If you’re on a sales call with a qualified prospect that says they will buy your solution soon, what do you do? You’ve probably encountered this many times where a prospect verbally commits to buying ... someday in the near future.
Prospect: “We’re going to buy this next week.”
Inexperienced sales reps jump up and high five their colleague now, already pocketing this “win”.
They’re often in for a bad surprise: something unexpectedly came up, and next week turns into next month. Then there are budgeting issues, or other more urgent and pressing priorities need to be taken care of on the prospect’s side, and blah, blah, blah … the deal is lost.
So what should you do when a prospect tells you they’ll buy next week?

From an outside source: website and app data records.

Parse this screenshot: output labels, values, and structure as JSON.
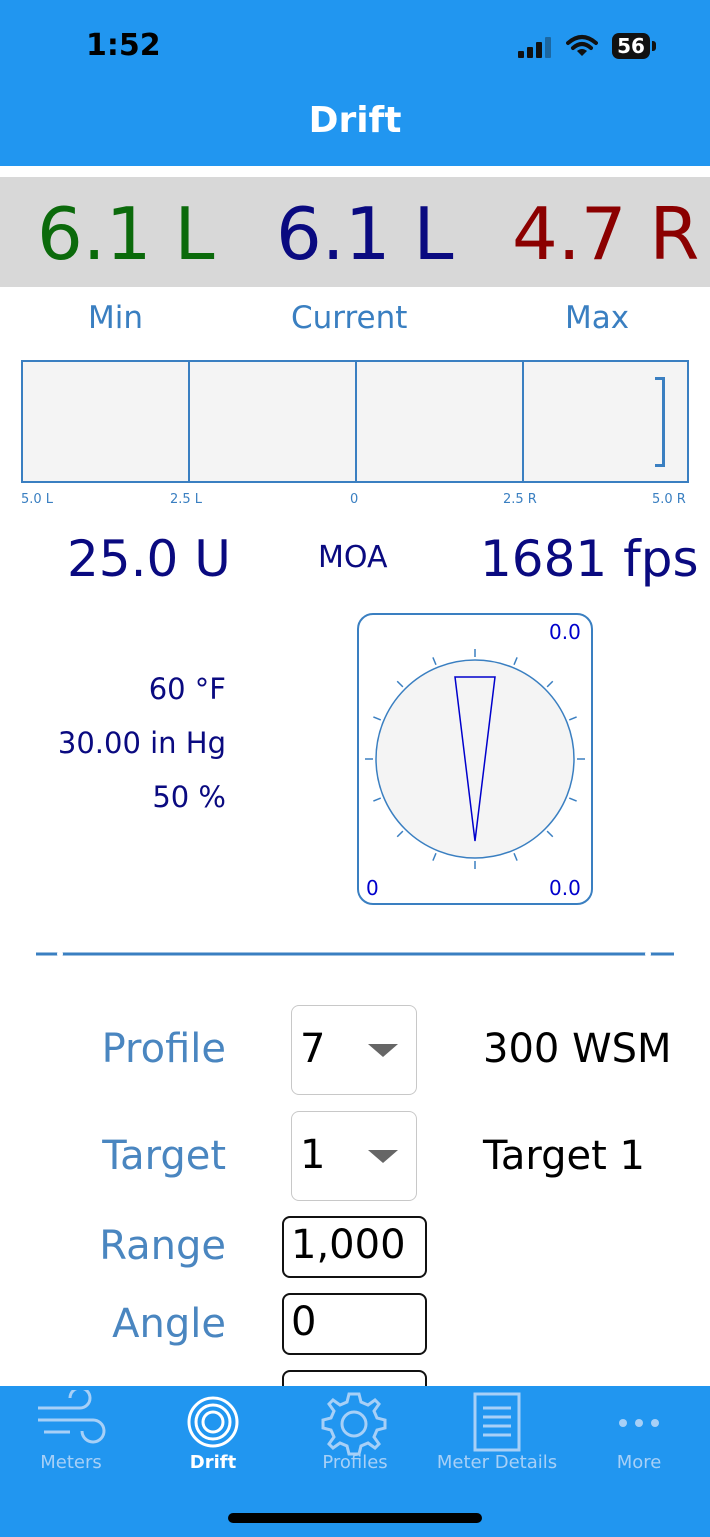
{
  "status_bar": {
    "time": "1:52",
    "battery": "56"
  },
  "header": {
    "title": "Drift"
  },
  "readouts": {
    "min": {
      "value": "6.1 L",
      "label": "Min",
      "color": "#0b6a0b"
    },
    "current": {
      "value": "6.1 L",
      "label": "Current",
      "color": "#0a0a80"
    },
    "max": {
      "value": "4.7 R",
      "label": "Max",
      "color": "#8b0000"
    }
  },
  "scale": {
    "ticks": [
      "5.0 L",
      "2.5 L",
      "0",
      "2.5 R",
      "5.0 R"
    ],
    "bracket_position": 0.97
  },
  "elevation": "25.0 U",
  "units": "MOA",
  "velocity": "1681 fps",
  "atmosphere": {
    "temperature": "60 °F",
    "pressure": "30.00 in Hg",
    "humidity": "50 %"
  },
  "compass": {
    "top_right": "0.0",
    "bottom_left": "0",
    "bottom_right": "0.0"
  },
  "form": {
    "profile": {
      "label": "Profile",
      "value": "7",
      "name": "300 WSM"
    },
    "target": {
      "label": "Target",
      "value": "1",
      "name": "Target 1"
    },
    "range": {
      "label": "Range",
      "value": "1,000"
    },
    "angle": {
      "label": "Angle",
      "value": "0"
    }
  },
  "tabs": [
    {
      "label": "Meters",
      "icon": "wind-icon",
      "active": false
    },
    {
      "label": "Drift",
      "icon": "target-icon",
      "active": true
    },
    {
      "label": "Profiles",
      "icon": "gear-icon",
      "active": false
    },
    {
      "label": "Meter Details",
      "icon": "document-icon",
      "active": false
    },
    {
      "label": "More",
      "icon": "more-icon",
      "active": false
    }
  ],
  "colors": {
    "accent": "#2196F0",
    "label_blue": "#3a7fc1",
    "navy": "#0a0a80"
  }
}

There are different ways to respond to this, and if you’re a regular reader, you know that the best way to lead a sales conversation is by asking powerful questions.
Sales rep: “Is there anything that could stop this deal from happening? Anything that could threaten our partnership or prevent this contract being signed? Anything you can think of that would get in the way of moving forward in the next few days?”
What do you achieve by asking this question?
- You prompt your prospect to think through his buying process and identify potential roadblocks. You can now be proactive about managing obstacles that could derail the deal.
- It re-confirms and strengthens the prospect’s commitment to buy.
- It can help you to close the deal faster.
Example: Uncovering a new stakeholder
Here’s one way how this might play out. You ask the question, and the prospect responds, “I’m pretty sure that we’re going to do it, but I still haven’t talked to the CEO. It’s unlikely that the CEO wouldn't approve this, but I don’t know, I still have to ask him.”
This prospect has never mentioned the CEO before, even though you’ve previously asked about others involved in the decision. It might just have slipped his mind at that time.
So you’ve just uncovered another crucial stakeholder in the buying process! Rather than getting caught by surprise, you can now proactively help to win the CEO over.
You could respond like this, “Could I be part of the conversation with your CEO to be able to answer all his questions, be a resource to you in the negotiation with the CEO? What can I do to help you get this deal done with that person?”
You always want to be involved in moving the deal forward, don't rely on an internal champion alone to make it happen.
Example 2: Closing the deal faster
Another way how this could play out is if the prospect responds to your question by telling you that nothing could get in the way of this deal happening. What do you do in such a case?
You tell them: “Hey, if there’s nothing else in the way of making this happen, let’s close this deal right now, let’s sign this contract right now since we’re both on the phone already.”
If the prospect is really committed to buying, there’s no reason for not closing the deal right now. We do this with Close when we’re talking with a prospective customer who is still on his trial period but already committed to purchasing.
We tell them, “Let’s not wait for the trial to expire before you buy, let’s make it happen right now. You’ve still got another seven days of using our sales software for free with this trial, and you’re going to keep these seven days. Your billing cycle will start eight days from now, but you can be a customer and commit to this right now.”
(Notice how we’ve preemptively managed the objection of not missing out on the free trial days. If there’s a sales objection that almost every prospect brings up at a certain point, you should bring it up first and handle it rather than letting them bring it up and then react to it.)
Closing the deal now is good for both parties. For you, it’s one less prospect in your sales pipeline you have to manage. And for them, it’s one less buying decision they have to keep on their to-do list.
And if the prospect responds he’s not ready to buy yet?
Then it’s your job to find out why. If it’s something you can solve, do so to close the deal now. If it’s something that’s outside of your control, then end the call on a high note: “I’m excited about making this deal happen with you. I’ll talk to you tomorrow when we have this contract signed. I’m really looking forward to start working with you even closer.”
The most important lesson I ever learned in sales
If you haven’t read this blog post yet, read it first. I share the story of how many years ago a very successful sales director taught me the most valuable lesson about the power of asking questions in my entire sales career. It serves me well to this very day.
How to ask powerful sales questions
Learn more about the art of asking questions in sales. What are the common mistakes people make when asking sales questions, and how to avoid making them? What’s the best way of eliciting relevant and high-quality responses, and manage the flow of the conversation? How do you get the client to open up to you and willingly share their insights, concerns and requirements with you?
The virtual close
A great question to ask earlier on in the sales process, when the prospect is qualified and stands to gain a lot from what you have to offer, but hasn’t yet said he’ll buy. Use this question to gauge where you are in the sales process and what needs to be done to make this sale happen.
Flip your prospect's questions to close more deals
A simple sales questioning technique you can use to close more deals: flip questions back on your prospect to uncover underlying wants and needs.